By Ryan LavnerMay 22, 2018, 3:18 am

STILLWATER, Okla. – With her team freefalling in the standings, Arizona coach Laura Ianello was down to her last stroke.

The Wildcats began the final round of the NCAA Championship in third place, but they were 19 over par for the day, and outside the top-8 cut line, with only one player left on the course.

Bianca Pagdaganan had transferred from Gonzaga to compete for NCAA titles, and on the 17th hole Ianello told her that she needed to play “the best two holes of your life” to keep the dream alive.

She made par on 17, then hit a 185-yard 6-iron out of a divot to 30 feet. Not knowing where she stood on the final green, Pagdaganan felt an eerie calm over the ball. Sure enough, she buried the eagle putt, setting off a raucous celebration and sending the Wildcats into a play-five, count-four team playoff with Baylor at 33 over par.

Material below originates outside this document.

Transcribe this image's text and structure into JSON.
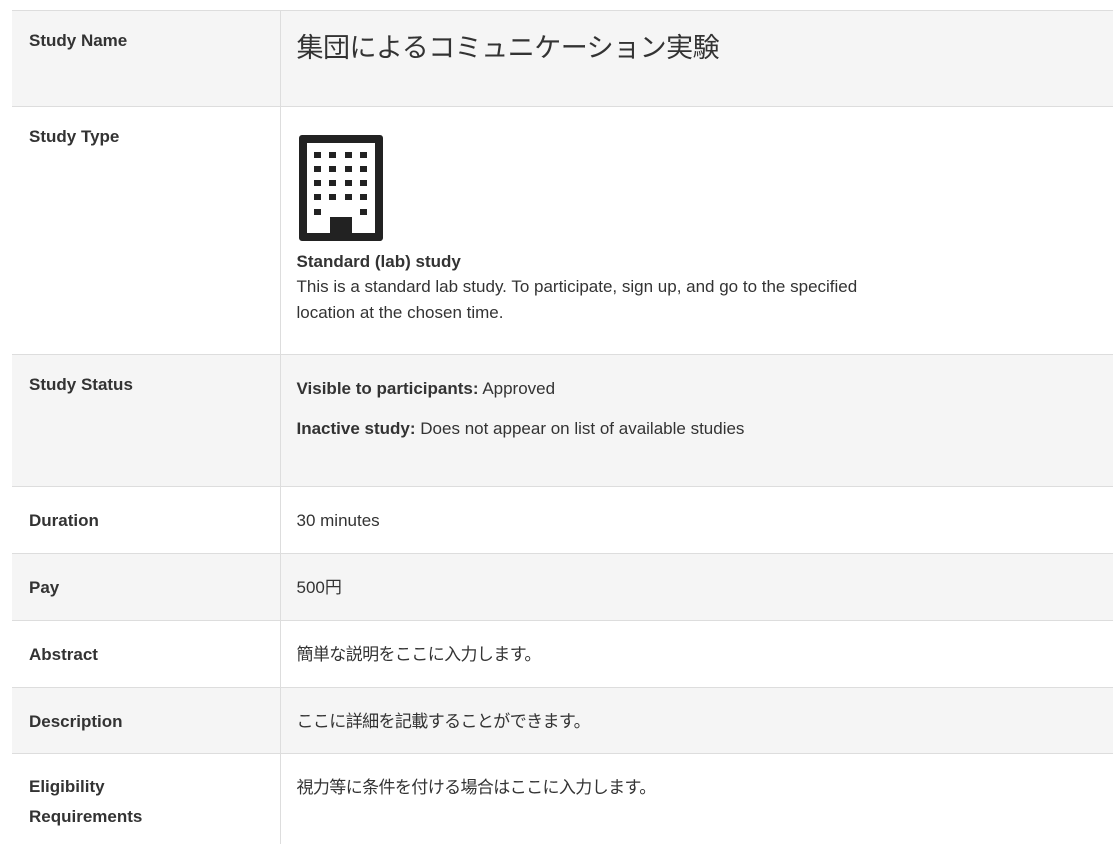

Their match-play spot wasn’t yet secure, but Ianello still broke down in tears.

NCAA Women’s DI Championship: Team scoring

NCAA Women’s DI Championship: Individual scoring

“Bianca is such an inspiration for all of us,” she said. “She’s the kind of kid that you want to root for, to have good things happen to.”

Arizona prevailed on the second playoff hole. As the 8 seed, the Wildcats will play top-seeded UCLA in the quarterfinals Tuesday at Karsten Creek.

Though the finish had plenty of drama, no teams played their way into the coveted top 8 on the final day of stroke-play qualifying.

Baylor came closest. The Bears barely advanced past regionals after a mysterious stomach virus affected several players and coaches. They competed in the final round with just four healthy players.

On Monday, Gurleen Kaur put Baylor in position to advance, shooting 68, but the Bears lost by three strokes on the second extra hole.

Arkansas finished one shot shy of the team playoff. The second-ranked Razorbacks, who entered NCAAs as one of the pre-tournament favorites, having won seven times, including their first SEC title, couldn’t overcome a 308-300 start and finished 10th. Player of the Year favorite Maria Fassi finished her week at 19 over par and counted only two rounds toward the team total.